(Data to use Opens)

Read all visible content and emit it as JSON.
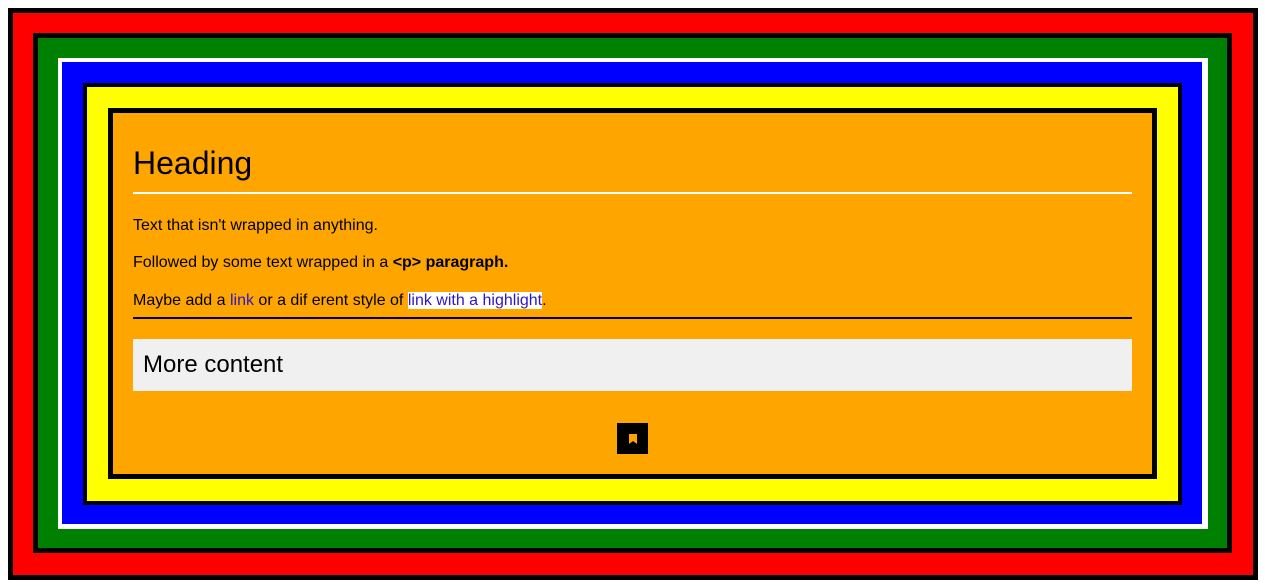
{
  "colors": {
    "outer_frame": "#ff0000",
    "second_frame": "#008000",
    "third_frame": "#0000ff",
    "fourth_frame": "#ffff00",
    "content_frame": "#ffa500",
    "border": "#000000",
    "link": "#2b18c8",
    "panel": "#f0f0f0"
  },
  "content": {
    "heading": "Heading",
    "text_plain": "Text that isn't wrapped in anything.",
    "text_paragraph_prefix": "Followed by some text wrapped in a ",
    "text_paragraph_bold": "<p> paragraph.",
    "links_line": {
      "prefix": "Maybe add a ",
      "link": "link",
      "middle": " or a dif erent style of ",
      "highlight_link": "link with a highlight",
      "suffix": "."
    },
    "more_content": "More content"
  },
  "icons": {
    "bottom_icon": "bookmark-icon"
  }
}
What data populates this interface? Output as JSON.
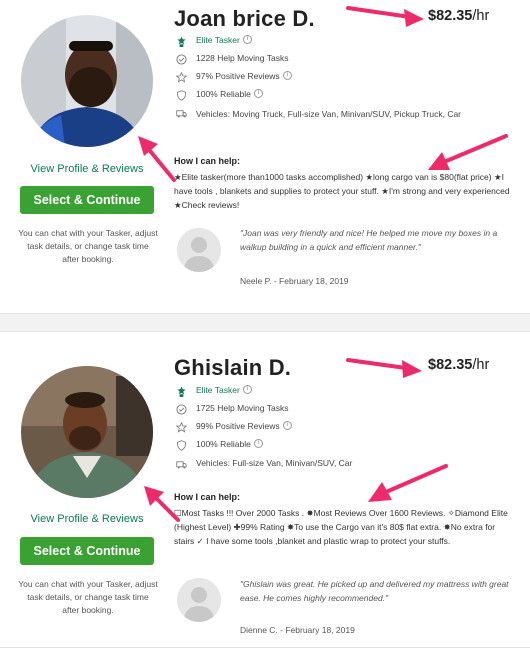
{
  "taskers": [
    {
      "name": "Joan brice D.",
      "rate": "$82.35",
      "rate_unit": "/hr",
      "badge": "Elite Tasker",
      "tasks": "1228 Help Moving Tasks",
      "reviews": "97% Positive Reviews",
      "reliable": "100% Reliable",
      "vehicles": "Vehicles: Moving Truck, Full-size Van, Minivan/SUV, Pickup Truck, Car",
      "view_profile": "View Profile & Reviews",
      "select_label": "Select & Continue",
      "note": "You can chat with your Tasker, adjust task details, or change task time after booking.",
      "help_title": "How I can help:",
      "help_text": "★Elite tasker(more than1000 tasks accomplished) ★long cargo van is $80(flat price) ★I have tools , blankets and supplies to protect your stuff. ★I'm strong and very experienced ★Check reviews!",
      "review_quote": "\"Joan was very friendly and nice! He helped me move my boxes in a walkup building in a quick and efficient manner.\"",
      "review_author": "Neele P. - February 18, 2019"
    },
    {
      "name": "Ghislain D.",
      "rate": "$82.35",
      "rate_unit": "/hr",
      "badge": "Elite Tasker",
      "tasks": "1725 Help Moving Tasks",
      "reviews": "99% Positive Reviews",
      "reliable": "100% Reliable",
      "vehicles": "Vehicles: Full-size Van, Minivan/SUV, Car",
      "view_profile": "View Profile & Reviews",
      "select_label": "Select & Continue",
      "note": "You can chat with your Tasker, adjust task details, or change task time after booking.",
      "help_title": "How I can help:",
      "help_text": "☐Most Tasks !!! Over 2000 Tasks . ✸Most Reviews Over 1600 Reviews. ✧Diamond Elite (Highest Level) ✚99% Rating ✸To use the Cargo van it's 80$ flat extra. ✸No extra for stairs ✓ I have some tools ,blanket and plastic wrap to protect your stuffs.",
      "review_quote": "\"Ghislain was great. He picked up and delivered my mattress with great ease. He comes highly recommended.\"",
      "review_author": "Dienne C. - February 18, 2019"
    }
  ],
  "icons": {
    "badge": "elite-badge-icon",
    "tasks": "check-circle-icon",
    "reviews": "star-icon",
    "reliable": "shield-icon",
    "vehicles": "truck-icon",
    "info": "info-icon"
  },
  "colors": {
    "accent_green": "#3aa133",
    "link_green": "#0d7a52",
    "arrow_pink": "#ee2a6b"
  }
}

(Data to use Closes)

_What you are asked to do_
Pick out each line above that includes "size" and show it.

_Your solution_
      "vehicles": "Vehicles: Moving Truck, Full-size Van, Minivan/SUV, Pickup Truck, Car",
      "vehicles": "Vehicles: Full-size Van, Minivan/SUV, Car",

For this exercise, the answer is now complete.